§ Assignment
Pull every line containing "Надстройки" from the data.

Exercise material Block Start

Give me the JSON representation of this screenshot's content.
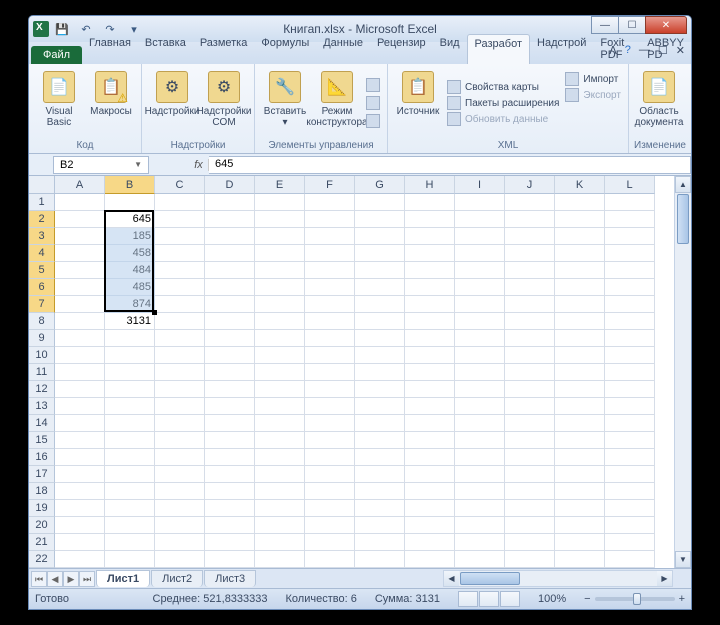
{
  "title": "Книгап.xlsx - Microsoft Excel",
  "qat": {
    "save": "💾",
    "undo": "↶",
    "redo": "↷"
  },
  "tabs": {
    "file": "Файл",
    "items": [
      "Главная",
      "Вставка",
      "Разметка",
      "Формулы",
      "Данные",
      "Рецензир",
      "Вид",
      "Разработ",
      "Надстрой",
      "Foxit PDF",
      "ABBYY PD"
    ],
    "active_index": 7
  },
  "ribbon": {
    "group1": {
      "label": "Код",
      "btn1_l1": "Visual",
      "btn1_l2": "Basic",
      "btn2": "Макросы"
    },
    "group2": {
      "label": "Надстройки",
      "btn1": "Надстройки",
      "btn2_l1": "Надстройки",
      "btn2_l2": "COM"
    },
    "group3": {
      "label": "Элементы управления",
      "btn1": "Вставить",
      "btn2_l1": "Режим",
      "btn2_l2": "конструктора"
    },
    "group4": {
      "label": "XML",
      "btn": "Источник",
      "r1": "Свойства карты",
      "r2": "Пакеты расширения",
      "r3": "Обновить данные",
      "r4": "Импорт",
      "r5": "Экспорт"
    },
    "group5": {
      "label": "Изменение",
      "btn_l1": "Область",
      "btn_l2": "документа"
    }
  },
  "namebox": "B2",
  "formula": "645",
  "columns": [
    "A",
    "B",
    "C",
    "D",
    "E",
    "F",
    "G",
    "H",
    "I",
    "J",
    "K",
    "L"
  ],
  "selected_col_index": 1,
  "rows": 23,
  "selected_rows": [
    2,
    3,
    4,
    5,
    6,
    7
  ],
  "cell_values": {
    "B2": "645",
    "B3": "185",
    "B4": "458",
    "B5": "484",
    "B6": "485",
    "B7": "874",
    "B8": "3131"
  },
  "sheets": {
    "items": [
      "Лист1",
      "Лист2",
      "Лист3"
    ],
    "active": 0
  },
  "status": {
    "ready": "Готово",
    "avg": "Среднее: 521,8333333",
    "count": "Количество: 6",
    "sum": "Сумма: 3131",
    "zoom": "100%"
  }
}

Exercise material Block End
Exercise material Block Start

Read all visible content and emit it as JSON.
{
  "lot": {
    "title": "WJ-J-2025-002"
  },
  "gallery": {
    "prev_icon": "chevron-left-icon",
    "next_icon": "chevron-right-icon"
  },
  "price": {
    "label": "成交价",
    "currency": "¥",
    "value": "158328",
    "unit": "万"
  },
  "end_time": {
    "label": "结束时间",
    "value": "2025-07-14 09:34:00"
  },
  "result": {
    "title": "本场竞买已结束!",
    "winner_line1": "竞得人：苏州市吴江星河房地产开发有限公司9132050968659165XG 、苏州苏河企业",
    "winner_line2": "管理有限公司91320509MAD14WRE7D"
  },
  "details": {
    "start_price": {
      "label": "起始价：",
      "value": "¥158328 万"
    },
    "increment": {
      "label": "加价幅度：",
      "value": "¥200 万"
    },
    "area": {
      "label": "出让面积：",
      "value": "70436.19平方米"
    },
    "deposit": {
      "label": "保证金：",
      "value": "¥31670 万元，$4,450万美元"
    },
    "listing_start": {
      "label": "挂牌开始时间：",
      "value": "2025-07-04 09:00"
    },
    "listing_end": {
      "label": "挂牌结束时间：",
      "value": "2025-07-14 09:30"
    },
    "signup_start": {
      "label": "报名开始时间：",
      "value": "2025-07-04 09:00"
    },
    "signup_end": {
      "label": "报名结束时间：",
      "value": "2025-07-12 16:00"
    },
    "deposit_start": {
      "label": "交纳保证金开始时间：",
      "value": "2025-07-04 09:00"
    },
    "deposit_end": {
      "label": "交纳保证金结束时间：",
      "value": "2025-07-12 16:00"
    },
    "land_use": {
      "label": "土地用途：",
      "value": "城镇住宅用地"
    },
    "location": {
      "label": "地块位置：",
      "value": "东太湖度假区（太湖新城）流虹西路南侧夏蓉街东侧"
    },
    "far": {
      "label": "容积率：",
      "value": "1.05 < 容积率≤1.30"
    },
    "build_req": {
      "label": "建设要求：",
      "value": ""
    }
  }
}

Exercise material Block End

§ Solution to this exercise
      "label": "Надстройки",
      "btn1": "Надстройки",
      "btn2_l1": "Надстройки",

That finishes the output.